The only time it's acceptable to mix water in the paint is when you're using a deep or ultra deep base paint to reduce its stickiness, which is rare with new paint technology. Dark primary colors are composed almost entirely of tint that makes it very hard to work with without adding water. (You never use a sprayer and need to thin paint.?) If i was still in the industry I'd take the time to make a better article than this. Take this for a grain of slat. Use a reputable painter or someone you know you can trust or has been referred to you by someone you trust. I wouldn't hire anyone I had to watch like a hawk to make sure they're not screwing me.
O'Neil patches shallow holes and divots with Ready Patch because it dries fast, sands smooth, and stays flexible. Deep cracks and rotten spots are best repaired with two-step epoxies, such as those made by Advanced Repair Technology. (For a step-by-step instructions, see Repairing Rot with Epoxy.) The days of using polyester auto-body fillers on wood are over. "They cure too hard," says Portland, Oregon–based painting contractor Kathleen George. "They look good at first, but then they peel away."
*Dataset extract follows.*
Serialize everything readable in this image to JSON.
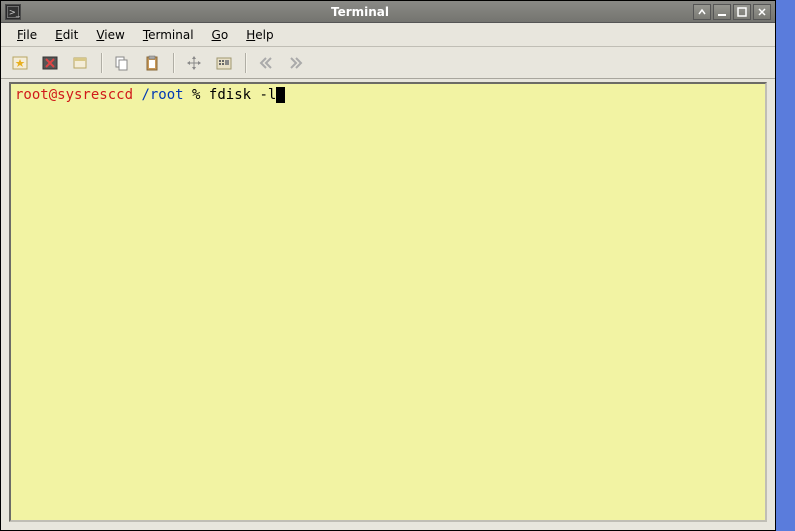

The last big decision is how to apply the paint. Most pros use paint sprayers because they're fast, but in inexperienced hands a high-powered sprayer can leave drips, thin coats, and a mist that may land on many things other than your siding. If you do hire a painter who uses a sprayer, make sure he is meticulous about removing, covering, or masking off everything in the area that might get hit with overspray: gutters, roofs, windows, shrubbery, walkways, cars—you name it.